“Today we are facing the worst drug crisis in American history, with one American dying of a drug overdose every nine minutes,” said Attorney General Jeff Sessions. “It’s incredible but true that some of our trusted medical professionals have chosen to violate their oaths and exploit this crisis for profit. Last summer, I sent a dozen of our top federal prosecutors to focus solely on the problem of opioid-related health care fraud in places where the epidemic was at its worst-including Western Pennsylvania. These cases cut off the supply of drugs and stop fraudsters from exploiting vulnerable people. Our prosecutors began issuing indictments back in October, and today we bring even more charges against those who allegedly defrauded the taxpayer while diverting potentially addictive drugs. I want to thank our dedicated AUSAs Robert Cessar and Sarah Wagner, FBI, DEA, our U.S. Attorneys’ offices, FDA, the HHS and Veterans Affairs Inspectors General, IRS, our Postal Inspectors, and all of our state and local partners for their hard work on these cases.”
“Expanding the legitimate use of medication to treat addiction is a critical part of this Administration’s multi-faceted approach to combat the opioid epidemic ravaging our communities,” stated U.S. Attorney Brady. “Yet another vital component is the prosecution of unscrupulous practitioners who abuse their privilege to practice medicine and dispense prescriptions unlawfully. These indictments demonstrate that we remain vigilant in our pursuit of physicians who ignore their oath to do no harm.”
“We remain unwavering in our efforts to combat those who violate drug laws and thereby contribute to the crisis of addiction. I have made clear that a medical degree provides you no protection from prosecution. We will persevere,” added U.S. Attorney Powell.

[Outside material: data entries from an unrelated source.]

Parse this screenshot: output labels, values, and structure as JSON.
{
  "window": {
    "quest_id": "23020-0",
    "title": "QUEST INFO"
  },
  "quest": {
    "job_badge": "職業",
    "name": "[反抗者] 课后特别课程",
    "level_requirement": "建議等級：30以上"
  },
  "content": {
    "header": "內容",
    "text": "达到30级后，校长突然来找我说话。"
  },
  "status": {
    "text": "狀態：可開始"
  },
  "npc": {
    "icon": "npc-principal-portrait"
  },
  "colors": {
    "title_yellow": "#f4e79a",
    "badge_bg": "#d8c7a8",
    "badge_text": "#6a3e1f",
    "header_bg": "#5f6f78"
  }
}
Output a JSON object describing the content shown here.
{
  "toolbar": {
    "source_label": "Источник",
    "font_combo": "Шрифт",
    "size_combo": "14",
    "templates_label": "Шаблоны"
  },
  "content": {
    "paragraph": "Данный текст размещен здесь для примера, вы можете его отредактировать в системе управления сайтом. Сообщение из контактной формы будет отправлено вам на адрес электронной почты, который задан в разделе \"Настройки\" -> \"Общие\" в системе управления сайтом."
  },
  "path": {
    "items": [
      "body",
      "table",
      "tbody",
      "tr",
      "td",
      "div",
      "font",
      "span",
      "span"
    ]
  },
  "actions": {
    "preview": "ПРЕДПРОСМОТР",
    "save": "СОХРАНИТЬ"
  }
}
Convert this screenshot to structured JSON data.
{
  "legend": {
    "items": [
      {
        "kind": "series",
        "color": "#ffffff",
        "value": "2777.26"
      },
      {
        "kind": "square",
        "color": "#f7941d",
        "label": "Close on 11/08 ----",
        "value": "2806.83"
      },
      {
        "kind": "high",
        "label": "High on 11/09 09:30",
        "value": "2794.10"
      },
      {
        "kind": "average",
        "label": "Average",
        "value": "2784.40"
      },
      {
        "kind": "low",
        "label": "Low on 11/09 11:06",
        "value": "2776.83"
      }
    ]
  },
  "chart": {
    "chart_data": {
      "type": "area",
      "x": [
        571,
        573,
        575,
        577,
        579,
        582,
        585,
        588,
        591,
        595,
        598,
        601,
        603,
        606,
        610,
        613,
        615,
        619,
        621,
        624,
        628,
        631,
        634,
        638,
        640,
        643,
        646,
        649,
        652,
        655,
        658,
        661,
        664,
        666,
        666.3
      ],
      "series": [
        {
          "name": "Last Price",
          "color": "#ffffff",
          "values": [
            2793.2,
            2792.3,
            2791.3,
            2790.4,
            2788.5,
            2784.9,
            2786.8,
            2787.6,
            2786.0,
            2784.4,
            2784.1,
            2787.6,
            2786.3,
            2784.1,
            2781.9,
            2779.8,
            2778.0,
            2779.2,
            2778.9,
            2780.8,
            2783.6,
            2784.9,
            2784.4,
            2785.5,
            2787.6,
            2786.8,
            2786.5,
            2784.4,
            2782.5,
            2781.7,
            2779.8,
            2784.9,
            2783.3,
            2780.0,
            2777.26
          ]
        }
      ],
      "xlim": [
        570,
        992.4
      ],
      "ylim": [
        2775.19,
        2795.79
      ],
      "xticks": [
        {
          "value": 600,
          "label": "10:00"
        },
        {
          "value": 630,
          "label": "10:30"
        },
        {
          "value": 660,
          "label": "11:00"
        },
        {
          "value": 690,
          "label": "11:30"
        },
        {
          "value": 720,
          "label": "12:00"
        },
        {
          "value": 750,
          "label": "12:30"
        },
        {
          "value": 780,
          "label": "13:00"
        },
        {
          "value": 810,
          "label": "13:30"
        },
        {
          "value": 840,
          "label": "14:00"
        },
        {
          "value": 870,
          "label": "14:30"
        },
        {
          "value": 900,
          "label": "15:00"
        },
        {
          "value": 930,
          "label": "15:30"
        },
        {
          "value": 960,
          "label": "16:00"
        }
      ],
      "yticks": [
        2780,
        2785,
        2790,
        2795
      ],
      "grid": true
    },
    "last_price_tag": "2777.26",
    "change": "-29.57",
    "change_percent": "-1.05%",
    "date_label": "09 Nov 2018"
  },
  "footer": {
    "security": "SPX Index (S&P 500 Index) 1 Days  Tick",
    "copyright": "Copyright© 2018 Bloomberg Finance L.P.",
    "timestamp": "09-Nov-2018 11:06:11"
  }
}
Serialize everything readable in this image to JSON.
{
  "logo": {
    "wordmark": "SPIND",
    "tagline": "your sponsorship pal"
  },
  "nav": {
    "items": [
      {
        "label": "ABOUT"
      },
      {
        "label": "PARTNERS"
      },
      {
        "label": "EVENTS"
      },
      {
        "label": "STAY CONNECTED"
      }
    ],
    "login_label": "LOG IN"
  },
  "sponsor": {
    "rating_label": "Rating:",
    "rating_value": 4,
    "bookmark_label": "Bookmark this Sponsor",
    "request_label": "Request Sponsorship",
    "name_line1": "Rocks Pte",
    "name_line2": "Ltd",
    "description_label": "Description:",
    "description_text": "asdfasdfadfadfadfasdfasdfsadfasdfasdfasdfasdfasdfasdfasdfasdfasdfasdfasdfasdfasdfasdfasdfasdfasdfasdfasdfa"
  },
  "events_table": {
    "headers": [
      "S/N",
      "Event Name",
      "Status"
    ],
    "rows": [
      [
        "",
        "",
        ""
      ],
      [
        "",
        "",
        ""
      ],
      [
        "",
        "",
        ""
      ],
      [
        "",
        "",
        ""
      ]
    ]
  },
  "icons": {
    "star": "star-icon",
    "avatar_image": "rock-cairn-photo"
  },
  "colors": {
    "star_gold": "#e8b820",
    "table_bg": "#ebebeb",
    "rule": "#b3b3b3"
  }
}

For each of the defendants, the law provide a maximum sentence of 10 years in prison and a fine of $250,000 for each of the counts charging unlawfully dispensing Schedule III controlled substances; a maximum sentence of 10 years imprisonment and a fine of $1 million for each of the counts charging conspiracy to unlawfully dispense a Schedule III controlled substance; and a maximum sentence of 10 years imprisonment and a fine of $250,000 for each of the counts charging health care fraud. Under the Federal Sentencing Guidelines, the actual sentence imposed would be based upon the seriousness of the offenses and the prior criminal history, if any, of the defendants.
Assistant United States Attorney Robert S. Cessar of the Western District of Pennsylvania and Assistant United States Attorney Sarah E. Wagner of the Northern District of West Virginia are prosecuting these cases on behalf of the United States.
The investigation leading to these indictments was conducted by the Western Pennsylvania Opioid Fraud and Abuse Detection Unit, which combines personnel and resources from the following agencies to combat the growing prescription opioid epidemic: Federal Bureau of Investigation, U.S. Health and Human Services – Office of Inspector General, Drug Enforcement Administration, Internal Revenue Service – Criminal Investigations, Pennsylvania Office of Attorney General – Medicaid Fraud Control Unit, Unites States Postal Inspection Service, U.S. Attorney’s Office – Criminal Division, Civil Division and Asset Forfeiture Unit, Department of Veterans Affairs – Office of Inspector General, Food and Drug Administration – Office of Criminal Investigations and the Pennsylvania Bureau of Licensing.
An indictment is an accusation. A defendant is presumed innocent unless and until proven guilty.